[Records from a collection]
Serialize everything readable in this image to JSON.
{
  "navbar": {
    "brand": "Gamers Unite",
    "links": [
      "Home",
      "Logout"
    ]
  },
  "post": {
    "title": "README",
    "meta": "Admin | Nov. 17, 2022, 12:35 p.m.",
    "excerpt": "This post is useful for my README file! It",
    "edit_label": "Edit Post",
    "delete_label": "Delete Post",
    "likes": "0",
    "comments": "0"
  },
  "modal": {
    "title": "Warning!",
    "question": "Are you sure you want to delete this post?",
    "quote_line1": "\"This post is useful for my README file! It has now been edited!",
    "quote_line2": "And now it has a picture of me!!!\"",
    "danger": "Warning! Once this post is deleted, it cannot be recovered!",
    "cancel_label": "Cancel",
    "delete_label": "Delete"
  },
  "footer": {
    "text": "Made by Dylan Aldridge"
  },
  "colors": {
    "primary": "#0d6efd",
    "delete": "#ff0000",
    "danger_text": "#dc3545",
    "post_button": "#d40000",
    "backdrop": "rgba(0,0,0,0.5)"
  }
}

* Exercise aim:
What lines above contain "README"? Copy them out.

* Reply:
    "title": "README",
    "excerpt": "This post is useful for my README file! It",
    "quote_line1": "\"This post is useful for my README file! It has now been edited!",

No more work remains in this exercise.